Article 49

Partial breach under specific circumstances

Article 50

International cooperation on personal data

Chapter six

Independent regulators

Section 1

Independent status

Article 51

Regulators

Article 52

Independence

Article 53

General conditions for members of regulators

Article 54

Provisions on the establishment of regulatory agencies

Section 2

Authority, task and authority

Article 55

jurisdiction

Article 56

Authority of the principal regulator

Article 57

task

Article 58

powers

Article 59

Activity report

Chapter 7

Cooperation and coordination

Section 1

cooperation

Article 60

Cooperation between the main regulatory body and other relevant regulatory bodies

Article 61

Mutual assistance

Article 62

Joint processing by regulators

Section 2

uniformity

Article 63

Consistency mechanism

Article 64

Handling opinions of the Council

Article 65

Council dispute settlement

Article 66

Emergency procedures

Section 3

EU Data Protection Council

Article 68

EU Data Protection Council

Article 69

Independence

Article 70

Tasks of the Council

Article 71

report

Article 72

program

Article 73

chairman

Article 74

Duties of the chairman

Article 75

secretary

Article 76

Confidentiality

Chapter 8

Remedies, responsibilities and penalties

Article 77

Right to file complaints with regulators

Article 78

The right to judicial relief against regulator

Article 79

Effective judicial relief rights for data controllers and processor

Article 80

Agent of data subject

Article 81

Suspension of proceedings

Article 82

Right to compensation and liability

Article 83

General situation of imposing administrative fine

Article 84

punish

Chapter 9

Relevant provisions in the case of specific data processing

Article 85

The processing and freedom of information and its manifestation

Article 86

Processing of official documents and public access

Article 87

Processing of national identification data

Article 88

Workplace data processing

Article 89

Involving the public interest, scientific history research, o

Protection and limitation of data processing for statistical purposes

Article 90

Confidentiality obligation

Article 91

Existing data protection rules of churches and religious associations

Chapter 10

Entrustment and Implementation

Article 9

Exercise of delegation

Article 93

Committee procedures

Chapter 11

Final terms

Article 94

Repealing Directive 95 / 46 / EC

Article 95

Relationship with Directive 2002 / 58 / EC

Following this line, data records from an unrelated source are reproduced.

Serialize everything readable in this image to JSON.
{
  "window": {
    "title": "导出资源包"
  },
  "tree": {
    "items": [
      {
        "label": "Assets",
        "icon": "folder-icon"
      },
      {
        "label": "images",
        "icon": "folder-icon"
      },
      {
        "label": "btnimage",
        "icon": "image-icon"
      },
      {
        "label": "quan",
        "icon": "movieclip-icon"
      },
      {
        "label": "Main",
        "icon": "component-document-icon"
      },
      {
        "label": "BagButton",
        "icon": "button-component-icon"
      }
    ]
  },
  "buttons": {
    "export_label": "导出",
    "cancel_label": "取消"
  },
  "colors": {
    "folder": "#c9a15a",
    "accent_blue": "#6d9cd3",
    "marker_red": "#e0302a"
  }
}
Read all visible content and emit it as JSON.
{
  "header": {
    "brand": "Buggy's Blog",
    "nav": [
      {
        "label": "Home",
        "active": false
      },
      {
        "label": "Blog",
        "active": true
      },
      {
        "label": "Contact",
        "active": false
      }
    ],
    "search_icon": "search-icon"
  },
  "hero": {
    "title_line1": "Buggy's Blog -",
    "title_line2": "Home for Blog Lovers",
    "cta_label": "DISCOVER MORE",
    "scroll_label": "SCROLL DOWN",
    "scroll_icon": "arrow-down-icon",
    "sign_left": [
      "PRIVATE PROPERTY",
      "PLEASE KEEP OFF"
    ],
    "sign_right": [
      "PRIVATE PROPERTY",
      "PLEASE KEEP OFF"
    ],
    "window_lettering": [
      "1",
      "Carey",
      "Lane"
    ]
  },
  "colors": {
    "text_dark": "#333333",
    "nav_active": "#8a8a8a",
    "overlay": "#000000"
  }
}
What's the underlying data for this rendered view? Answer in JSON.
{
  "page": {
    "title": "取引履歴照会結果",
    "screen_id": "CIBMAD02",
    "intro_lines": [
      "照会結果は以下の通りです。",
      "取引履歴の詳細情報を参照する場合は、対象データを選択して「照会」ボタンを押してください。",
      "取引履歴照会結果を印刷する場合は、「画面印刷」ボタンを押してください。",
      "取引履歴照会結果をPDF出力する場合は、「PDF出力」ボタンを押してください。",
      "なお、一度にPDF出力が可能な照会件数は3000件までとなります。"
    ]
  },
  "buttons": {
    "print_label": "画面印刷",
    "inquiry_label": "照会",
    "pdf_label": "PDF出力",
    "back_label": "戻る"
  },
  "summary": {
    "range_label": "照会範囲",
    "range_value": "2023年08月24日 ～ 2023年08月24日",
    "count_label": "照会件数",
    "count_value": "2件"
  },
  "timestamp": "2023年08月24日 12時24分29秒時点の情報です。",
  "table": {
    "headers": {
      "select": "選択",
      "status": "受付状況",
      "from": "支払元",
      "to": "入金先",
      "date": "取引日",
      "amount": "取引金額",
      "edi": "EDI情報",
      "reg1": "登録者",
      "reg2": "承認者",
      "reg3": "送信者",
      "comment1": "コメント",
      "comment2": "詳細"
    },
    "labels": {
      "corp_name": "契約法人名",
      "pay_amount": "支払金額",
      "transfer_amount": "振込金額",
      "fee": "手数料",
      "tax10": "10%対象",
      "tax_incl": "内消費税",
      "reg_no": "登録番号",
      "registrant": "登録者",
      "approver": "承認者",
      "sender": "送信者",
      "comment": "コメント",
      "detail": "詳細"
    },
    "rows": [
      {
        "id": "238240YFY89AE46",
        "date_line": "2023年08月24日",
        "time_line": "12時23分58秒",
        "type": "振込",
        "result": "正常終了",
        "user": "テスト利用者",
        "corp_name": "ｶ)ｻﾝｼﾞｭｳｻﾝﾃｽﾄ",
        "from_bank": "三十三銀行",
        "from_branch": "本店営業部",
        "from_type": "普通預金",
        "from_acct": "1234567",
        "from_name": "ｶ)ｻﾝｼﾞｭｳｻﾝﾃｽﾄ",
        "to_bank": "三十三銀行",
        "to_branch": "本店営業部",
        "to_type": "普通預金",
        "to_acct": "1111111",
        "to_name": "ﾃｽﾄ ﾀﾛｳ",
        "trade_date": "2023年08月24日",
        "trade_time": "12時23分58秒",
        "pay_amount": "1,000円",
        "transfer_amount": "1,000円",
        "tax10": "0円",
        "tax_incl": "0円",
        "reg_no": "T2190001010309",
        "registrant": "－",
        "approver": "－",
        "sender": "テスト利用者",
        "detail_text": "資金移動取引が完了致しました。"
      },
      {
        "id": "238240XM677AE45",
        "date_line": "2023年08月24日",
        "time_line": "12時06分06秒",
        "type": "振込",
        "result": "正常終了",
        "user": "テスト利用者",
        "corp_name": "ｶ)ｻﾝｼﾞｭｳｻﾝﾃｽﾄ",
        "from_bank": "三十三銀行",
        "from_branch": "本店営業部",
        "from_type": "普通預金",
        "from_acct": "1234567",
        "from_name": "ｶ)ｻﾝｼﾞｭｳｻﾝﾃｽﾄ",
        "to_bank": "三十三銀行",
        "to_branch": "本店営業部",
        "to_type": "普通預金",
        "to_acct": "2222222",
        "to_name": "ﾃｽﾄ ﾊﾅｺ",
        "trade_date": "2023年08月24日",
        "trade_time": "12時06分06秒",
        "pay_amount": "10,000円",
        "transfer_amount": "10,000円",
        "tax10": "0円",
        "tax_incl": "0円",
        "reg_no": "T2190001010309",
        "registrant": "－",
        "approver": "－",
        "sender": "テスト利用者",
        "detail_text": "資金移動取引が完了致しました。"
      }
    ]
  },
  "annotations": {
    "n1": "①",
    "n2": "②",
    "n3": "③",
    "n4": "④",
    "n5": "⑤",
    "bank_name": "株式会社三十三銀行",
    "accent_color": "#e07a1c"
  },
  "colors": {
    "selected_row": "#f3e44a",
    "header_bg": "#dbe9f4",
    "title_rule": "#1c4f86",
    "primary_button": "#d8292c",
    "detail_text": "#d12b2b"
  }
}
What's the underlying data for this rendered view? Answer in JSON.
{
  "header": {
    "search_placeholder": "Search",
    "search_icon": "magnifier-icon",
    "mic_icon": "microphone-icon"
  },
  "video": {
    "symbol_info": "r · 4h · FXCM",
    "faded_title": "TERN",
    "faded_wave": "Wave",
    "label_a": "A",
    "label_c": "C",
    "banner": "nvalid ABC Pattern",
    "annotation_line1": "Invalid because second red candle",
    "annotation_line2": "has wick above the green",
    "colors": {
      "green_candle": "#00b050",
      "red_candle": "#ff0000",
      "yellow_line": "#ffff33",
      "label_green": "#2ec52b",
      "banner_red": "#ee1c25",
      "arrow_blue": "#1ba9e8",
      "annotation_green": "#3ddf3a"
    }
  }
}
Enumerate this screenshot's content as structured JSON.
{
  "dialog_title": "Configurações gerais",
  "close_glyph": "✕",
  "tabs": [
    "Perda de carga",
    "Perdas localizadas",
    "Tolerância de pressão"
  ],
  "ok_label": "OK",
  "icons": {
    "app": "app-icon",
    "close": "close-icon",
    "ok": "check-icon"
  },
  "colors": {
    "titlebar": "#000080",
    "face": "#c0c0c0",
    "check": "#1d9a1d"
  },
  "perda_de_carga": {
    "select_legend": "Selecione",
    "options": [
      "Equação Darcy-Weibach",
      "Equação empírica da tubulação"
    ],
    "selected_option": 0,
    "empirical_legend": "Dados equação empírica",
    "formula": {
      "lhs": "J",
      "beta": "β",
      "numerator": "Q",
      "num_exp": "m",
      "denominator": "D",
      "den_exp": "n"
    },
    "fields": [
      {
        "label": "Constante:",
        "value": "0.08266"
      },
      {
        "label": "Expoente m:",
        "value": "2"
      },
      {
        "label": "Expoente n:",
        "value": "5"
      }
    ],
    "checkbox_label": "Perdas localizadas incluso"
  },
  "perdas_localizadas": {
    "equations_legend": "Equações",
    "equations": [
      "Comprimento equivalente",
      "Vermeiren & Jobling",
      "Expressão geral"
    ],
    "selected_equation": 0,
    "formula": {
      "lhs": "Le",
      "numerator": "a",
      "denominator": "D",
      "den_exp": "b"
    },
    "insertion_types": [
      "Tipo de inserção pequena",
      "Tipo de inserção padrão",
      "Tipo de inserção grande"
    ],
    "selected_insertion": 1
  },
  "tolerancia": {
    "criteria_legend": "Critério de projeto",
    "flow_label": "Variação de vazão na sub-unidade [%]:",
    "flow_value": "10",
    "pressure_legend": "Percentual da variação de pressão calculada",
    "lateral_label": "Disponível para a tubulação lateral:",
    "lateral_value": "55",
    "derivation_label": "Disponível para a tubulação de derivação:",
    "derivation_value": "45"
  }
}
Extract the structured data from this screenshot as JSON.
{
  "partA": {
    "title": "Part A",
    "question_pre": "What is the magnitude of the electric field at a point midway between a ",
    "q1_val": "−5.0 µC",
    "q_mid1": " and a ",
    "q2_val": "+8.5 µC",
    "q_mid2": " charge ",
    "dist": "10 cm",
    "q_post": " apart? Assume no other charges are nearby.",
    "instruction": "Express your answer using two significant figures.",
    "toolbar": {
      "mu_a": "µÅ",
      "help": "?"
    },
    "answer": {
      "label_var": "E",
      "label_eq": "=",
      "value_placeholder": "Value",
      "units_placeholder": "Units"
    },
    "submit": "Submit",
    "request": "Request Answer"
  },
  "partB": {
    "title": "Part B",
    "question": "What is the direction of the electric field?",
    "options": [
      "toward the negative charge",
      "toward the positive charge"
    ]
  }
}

Article 96

Relationship with prior agreements

Article 97

Report of the Committee

Article 98

Review of other Union bills on data protection

Article 99

Effectiveness and Application